Nevada voters rejected [official results] a ballot measure Tuesday to amend the state constitution [text] to repeal and amend provisions relating to the government's use of eminent domain to acquire private property. The amendment [summary, PDF] sought to define five exceptions to a general prohibition against exercising eminent domain to transfer property from one private party to another. In addition, the amendment defined "fair market value" and "just compensation" and shielded parties involved in eminent domain proceedings from being held liable for the other party's attorney's fees.

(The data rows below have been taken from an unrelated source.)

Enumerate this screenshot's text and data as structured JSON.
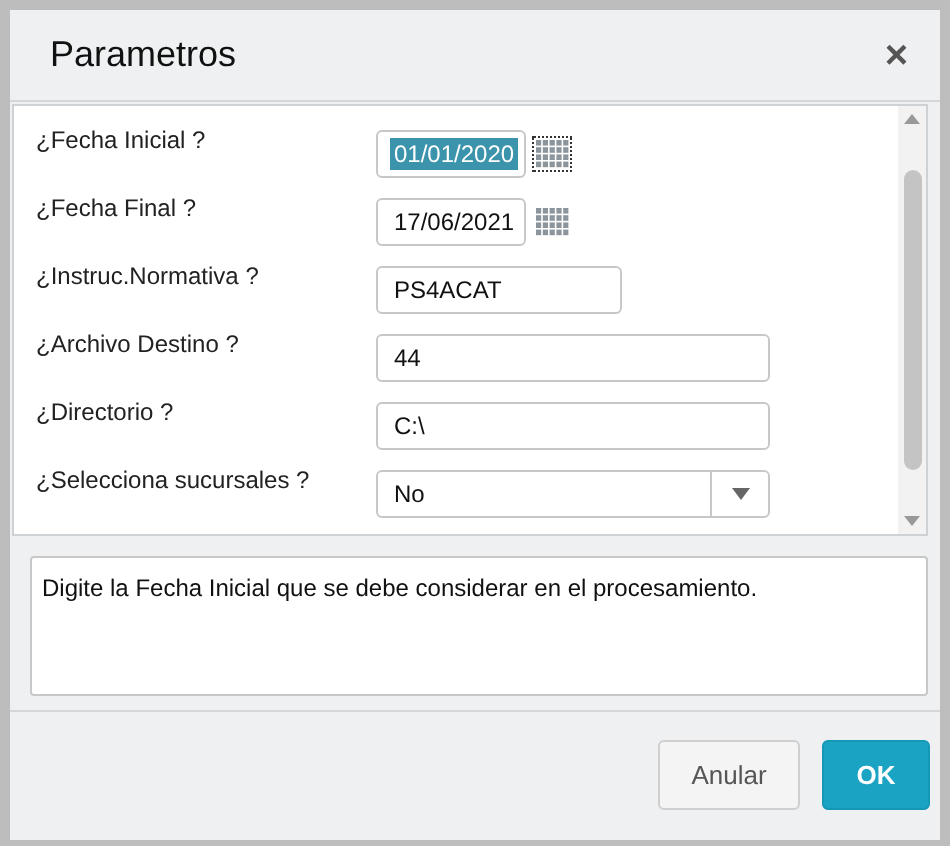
{
  "dialog": {
    "title": "Parametros",
    "close": "×"
  },
  "fields": [
    {
      "label": "¿Fecha Inicial ?",
      "kind": "date",
      "value": "01/01/2020",
      "highlighted": true
    },
    {
      "label": "¿Fecha Final ?",
      "kind": "date",
      "value": "17/06/2021",
      "highlighted": false
    },
    {
      "label": "¿Instruc.Normativa ?",
      "kind": "short",
      "value": "PS4ACAT",
      "highlighted": false
    },
    {
      "label": "¿Archivo Destino ?",
      "kind": "text",
      "value": "44",
      "highlighted": false
    },
    {
      "label": "¿Directorio ?",
      "kind": "text",
      "value": "C:\\",
      "highlighted": false
    },
    {
      "label": "¿Selecciona sucursales ?",
      "kind": "select",
      "value": "No",
      "highlighted": false
    }
  ],
  "help": "Digite la Fecha Inicial que se debe considerar en el procesamiento.",
  "buttons": [
    {
      "label": "Anular",
      "kind": "secondary"
    },
    {
      "label": "OK",
      "kind": "primary"
    }
  ]
}
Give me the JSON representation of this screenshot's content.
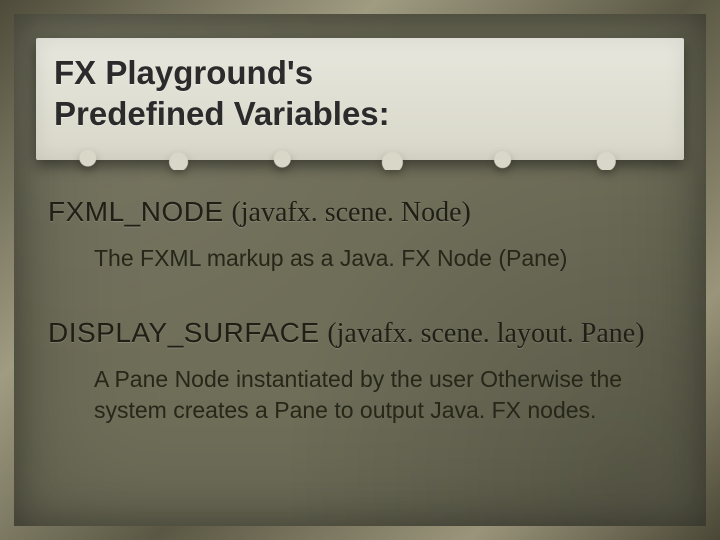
{
  "title_line1": "FX Playground's",
  "title_line2": "Predefined Variables:",
  "vars": [
    {
      "name": "FXML_NODE",
      "type": "(javafx. scene. Node)",
      "desc": "The FXML markup as a Java. FX Node (Pane)"
    },
    {
      "name": "DISPLAY_SURFACE",
      "type": "(javafx. scene. layout. Pane)",
      "desc": "A Pane Node instantiated by the user Otherwise the system creates a Pane to output Java. FX nodes."
    }
  ]
}
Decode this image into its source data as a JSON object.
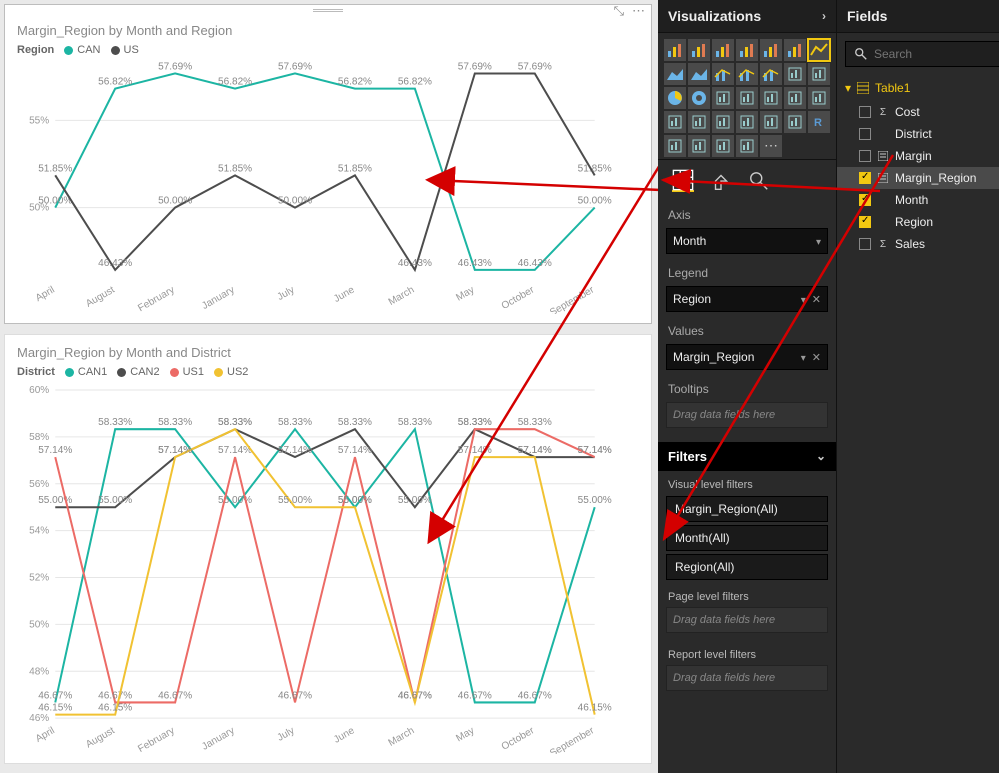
{
  "chart_data": [
    {
      "type": "line",
      "title": "Margin_Region by Month and Region",
      "legend_title": "Region",
      "ylabel": "%",
      "ylim": [
        46,
        58
      ],
      "yticks": [
        50,
        55
      ],
      "categories": [
        "April",
        "August",
        "February",
        "January",
        "July",
        "June",
        "March",
        "May",
        "October",
        "September"
      ],
      "series": [
        {
          "name": "CAN",
          "color": "#1cb5a3",
          "values": [
            50.0,
            56.82,
            57.69,
            56.82,
            57.69,
            56.82,
            56.82,
            46.43,
            46.43,
            50.0
          ]
        },
        {
          "name": "US",
          "color": "#4d4d4d",
          "values": [
            51.85,
            46.43,
            50.0,
            51.85,
            50.0,
            51.85,
            46.43,
            57.69,
            57.69,
            51.85
          ]
        }
      ]
    },
    {
      "type": "line",
      "title": "Margin_Region by Month and District",
      "legend_title": "District",
      "ylabel": "%",
      "ylim": [
        46,
        60
      ],
      "yticks": [
        46,
        48,
        50,
        52,
        54,
        56,
        58,
        60
      ],
      "categories": [
        "April",
        "August",
        "February",
        "January",
        "July",
        "June",
        "March",
        "May",
        "October",
        "September"
      ],
      "series": [
        {
          "name": "CAN1",
          "color": "#1cb5a3",
          "values": [
            46.67,
            58.33,
            58.33,
            55.0,
            58.33,
            55.0,
            58.33,
            46.67,
            46.67,
            55.0
          ]
        },
        {
          "name": "CAN2",
          "color": "#4d4d4d",
          "values": [
            55.0,
            55.0,
            57.14,
            58.33,
            57.14,
            58.33,
            55.0,
            58.33,
            57.14,
            57.14
          ]
        },
        {
          "name": "US1",
          "color": "#ec6b66",
          "values": [
            57.14,
            46.67,
            46.67,
            57.14,
            46.67,
            57.14,
            46.67,
            58.33,
            58.33,
            57.14
          ]
        },
        {
          "name": "US2",
          "color": "#f1c232",
          "values": [
            46.15,
            46.15,
            57.14,
            58.33,
            55.0,
            55.0,
            46.67,
            57.14,
            57.14,
            46.15
          ]
        }
      ]
    }
  ],
  "viz_pane": {
    "title": "Visualizations",
    "property_tabs": [
      "fields-tab",
      "format-tab",
      "analytics-tab"
    ],
    "sections": {
      "axis": {
        "label": "Axis",
        "value": "Month"
      },
      "legend": {
        "label": "Legend",
        "value": "Region"
      },
      "values": {
        "label": "Values",
        "value": "Margin_Region"
      },
      "tooltips": {
        "label": "Tooltips",
        "placeholder": "Drag data fields here"
      }
    },
    "filters": {
      "title": "Filters",
      "visual_label": "Visual level filters",
      "visual": [
        "Margin_Region(All)",
        "Month(All)",
        "Region(All)"
      ],
      "page_label": "Page level filters",
      "page_placeholder": "Drag data fields here",
      "report_label": "Report level filters",
      "report_placeholder": "Drag data fields here"
    }
  },
  "fields_pane": {
    "title": "Fields",
    "search_placeholder": "Search",
    "table": "Table1",
    "fields": [
      {
        "name": "Cost",
        "checked": false,
        "icon": "sigma"
      },
      {
        "name": "District",
        "checked": false,
        "icon": ""
      },
      {
        "name": "Margin",
        "checked": false,
        "icon": "calc"
      },
      {
        "name": "Margin_Region",
        "checked": true,
        "icon": "calc",
        "highlight": true
      },
      {
        "name": "Month",
        "checked": true,
        "icon": ""
      },
      {
        "name": "Region",
        "checked": true,
        "icon": ""
      },
      {
        "name": "Sales",
        "checked": false,
        "icon": "sigma"
      }
    ]
  },
  "chart_toolbar": {
    "expand": "⤡",
    "more": "⋯"
  }
}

The measure would have repealed section 22, know as the People's Initiative to Stop the Taking of Our Land (PISTOL), which passed in 2006 and 2008 [JURIST reports] with 60 percent of the votes and remains a popular initiative [KOLO report]. Advocates of the measure claimed that, while well-intentioned, PISTOL contained several flaws that wasted taxpayer money on unnecessary lawsuits and interfered with efforts to maintain infrastructure including schools, roads, water supply and sewage systems. Advocates also noted that the changes were supported by government, private businesses, the public and even the original sponsors of PISTOL. Prominent Las Vegas eminent domain lawyer and PISTOL drafter, Kermitt Waters, indicated that all the core elements of PISTOL remain [Las Vegas Sun report]. Critics of the ballot measure claimed it would weaken the protections contained in PISTOL, expanding the government's power to use eminent domain.